EXERCISE: Isolate every line in the data with the string "ひまわり" and copy it.

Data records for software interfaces
Start of Block

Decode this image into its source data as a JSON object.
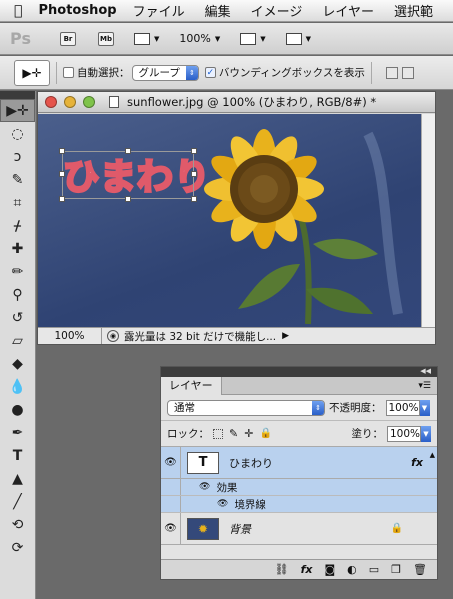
{
  "menubar": {
    "app_name": "Photoshop",
    "items": [
      "ファイル",
      "編集",
      "イメージ",
      "レイヤー",
      "選択範"
    ]
  },
  "appbar": {
    "logo": "Ps",
    "bridge": "Br",
    "minibridge": "Mb",
    "zoom": "100%"
  },
  "options": {
    "auto_select_label": "自動選択：",
    "auto_select_value": "グループ",
    "bounding_box_label": "バウンディングボックスを表示"
  },
  "document": {
    "title": "sunflower.jpg @ 100% (ひまわり, RGB/8#) *",
    "zoom": "100%",
    "status_text": "露光量は 32 bit だけで機能し...",
    "canvas_text": "ひまわり",
    "colors": {
      "sky": "#34497a",
      "petal": "#e8b21c",
      "text_fill": "#ffffff",
      "text_stroke": "#e05a6a"
    }
  },
  "layers_panel": {
    "tab": "レイヤー",
    "blend_mode": "通常",
    "opacity_label": "不透明度：",
    "opacity_value": "100%",
    "lock_label": "ロック：",
    "fill_label": "塗り：",
    "fill_value": "100%",
    "layers": [
      {
        "name": "ひまわり",
        "thumb": "T",
        "fx": "fx",
        "selected": true
      },
      {
        "name": "背景",
        "selected": false
      }
    ],
    "effects_label": "効果",
    "stroke_effect_label": "境界線"
  }
}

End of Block

PROBLEM SOLUTION:
    "title": "sunflower.jpg @ 100% (ひまわり, RGB/8#) *",
    "canvas_text": "ひまわり",
        "name": "ひまわり",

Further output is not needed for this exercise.